Electric vehicles (EVs) are at the vanguard of a revolutionary transition towards sustainability in the world’s automotive industry. EVs have become a viable option as civilizations strive to cut carbon emissions and tackle climate change. The idea of battery switching has gained support as a creative way to improve the practicality and convenience of EVs, along with improvements in battery technology and charging infrastructure. Although this idea has a lot of potential, there are several complex implementation and practical issues that must be carefully taken into account.
Battery switching involves replacing an EV battery quickly with one that is fully charged. This is usually done at designated charging stations. This strategy tries to lessen the drawbacks frequently connected to EVs, such as range anxiety and extended charging periods. Battery swapping aims to increase the appeal of EVs to a wider range of users, including those without access to domestic charging infrastructure, by offering a quick and effective way to refuel the battery.
Time efficiency is one of the main feasibility considerations that adds to the attractiveness of battery switching. Depending on the battery’s capacity and the power output of the charging station, it can take anywhere from 30 minutes to several hours to fully charge an EV using conventional techniques. A battery switch, in comparison, can be completed in a much shorter amount of time, potentially bridging the time between refueling an internal combustion engine car and charging an EV. The usefulness of EVs for long-distance travel and commercial applications may be greatly improved by this accelerated replenishment period.

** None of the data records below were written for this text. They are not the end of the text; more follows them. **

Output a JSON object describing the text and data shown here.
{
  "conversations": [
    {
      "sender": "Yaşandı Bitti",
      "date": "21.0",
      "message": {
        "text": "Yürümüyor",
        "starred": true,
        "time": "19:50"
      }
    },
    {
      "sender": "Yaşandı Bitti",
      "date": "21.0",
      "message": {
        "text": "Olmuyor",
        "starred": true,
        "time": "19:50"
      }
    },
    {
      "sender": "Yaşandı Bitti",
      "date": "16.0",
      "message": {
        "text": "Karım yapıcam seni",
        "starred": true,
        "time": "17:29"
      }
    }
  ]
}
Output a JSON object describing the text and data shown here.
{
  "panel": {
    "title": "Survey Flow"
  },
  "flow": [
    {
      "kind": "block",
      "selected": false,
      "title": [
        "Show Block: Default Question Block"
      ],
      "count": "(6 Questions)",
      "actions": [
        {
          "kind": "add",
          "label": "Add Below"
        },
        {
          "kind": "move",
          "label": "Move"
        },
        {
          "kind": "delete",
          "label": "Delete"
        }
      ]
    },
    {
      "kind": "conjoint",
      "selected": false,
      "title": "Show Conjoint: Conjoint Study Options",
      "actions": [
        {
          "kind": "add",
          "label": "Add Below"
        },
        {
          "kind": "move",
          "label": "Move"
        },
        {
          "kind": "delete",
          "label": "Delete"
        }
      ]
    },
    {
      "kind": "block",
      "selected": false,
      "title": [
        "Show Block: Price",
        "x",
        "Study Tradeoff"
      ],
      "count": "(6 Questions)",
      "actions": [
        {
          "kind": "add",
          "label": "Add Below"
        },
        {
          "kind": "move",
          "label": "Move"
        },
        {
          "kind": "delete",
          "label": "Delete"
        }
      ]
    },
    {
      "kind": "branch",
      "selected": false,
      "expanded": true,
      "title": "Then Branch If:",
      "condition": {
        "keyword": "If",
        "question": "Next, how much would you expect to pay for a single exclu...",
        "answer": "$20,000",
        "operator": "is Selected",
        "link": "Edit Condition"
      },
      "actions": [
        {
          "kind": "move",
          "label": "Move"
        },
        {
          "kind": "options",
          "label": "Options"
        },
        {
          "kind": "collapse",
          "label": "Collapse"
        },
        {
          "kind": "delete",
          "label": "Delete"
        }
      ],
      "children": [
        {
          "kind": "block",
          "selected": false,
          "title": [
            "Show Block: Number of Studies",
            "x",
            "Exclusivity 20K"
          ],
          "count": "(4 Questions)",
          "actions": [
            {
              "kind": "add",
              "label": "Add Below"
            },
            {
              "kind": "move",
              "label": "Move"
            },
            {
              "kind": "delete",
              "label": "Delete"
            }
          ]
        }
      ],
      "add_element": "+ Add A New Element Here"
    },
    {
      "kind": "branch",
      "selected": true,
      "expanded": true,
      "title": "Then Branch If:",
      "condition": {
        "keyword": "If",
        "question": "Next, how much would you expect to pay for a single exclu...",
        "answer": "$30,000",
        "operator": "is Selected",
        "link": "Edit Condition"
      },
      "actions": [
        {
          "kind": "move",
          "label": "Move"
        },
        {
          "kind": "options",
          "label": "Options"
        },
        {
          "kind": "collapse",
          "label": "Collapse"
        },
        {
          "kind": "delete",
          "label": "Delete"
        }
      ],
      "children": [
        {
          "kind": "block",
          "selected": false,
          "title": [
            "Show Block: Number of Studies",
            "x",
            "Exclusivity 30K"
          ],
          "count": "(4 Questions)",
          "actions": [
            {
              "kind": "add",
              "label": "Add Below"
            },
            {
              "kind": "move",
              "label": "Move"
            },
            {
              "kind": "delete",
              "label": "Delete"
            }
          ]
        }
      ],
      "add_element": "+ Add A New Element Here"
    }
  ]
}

The adaptability and consistency of battery design are two additional aspects of viability. A uniform battery format that is used by several EV models and manufacturers would be necessary for battery switching to be successful on a broad scale. Physical dimensions, electrical connections, and communication protocols would all be standardized as a result, guaranteeing that batteries from diverse manufacturers may easily fit into various vehicle platforms. Achieving this level of industry-wide standardization, however, is a challenging task that calls for collaboration, agreement, and careful technical considerations among stakeholders.
Another critical feasibility element is energy storage capacity. To accommodate varied EV models and user preferences, swapping stations need to carry a wide variety of battery capacities. To effectively manage the rotation, maintenance, and storage of these batteries, a large investment in battery inventories, infrastructure, and logistics is required. The batteries used for swapping must also maintain their performance and durability over numerous charge cycles, creating problems with battery deterioration and quality control.
Infrastructure development is a field where implementation issues are a major concern. It takes a substantial amount of planning, coordination, and money to set up a vast network of battery-switching stations. These stations should be carefully positioned across highways, inside cities, and close to heavily travelled areas. Zoning laws, grid capacity increases, and land acquisition are all necessary components of such a broad infrastructure deployment, but they can all run into local opposition and administrative challenges.
Furthermore, to enable quick and precise battery replacement, battery swapping stations need to be equipped with cutting-edge robotic technology. Robotic systems must be flexible enough to accommodate various battery types, weights, and connection types. Sophisticated sensing, positioning, and control technologies are required to ensure accurate and reliable battery swaps while upholding strict safety criteria.
Several criteria must be present for battery changing to be profitable. The cost per swap is affected by station setup costs, battery inventory management, maintenance costs, and the operational effectiveness of the swapping process. It’s critical to strike a balance between consumer affordability and service provider profitability. To promote wider usage, the pricing structure for battery switching must also be open and competitive with other charging techniques.
In conclusion, the idea of switching out the batteries in electric vehicles offers a convincing solution for removing EV adoption hurdles caused by range anxiety and charging time. Although time savings, standardized design, and possible energy storage benefits suggest its viability, its implementation is riddled with complex difficulties. To overcome these obstacles, EV producers, infrastructure builders, policymakers, and technological inventors must work together. If carried out well, battery swapping might significantly speed up the uptake of electric cars and change the course of transportation in the direction of sustainability.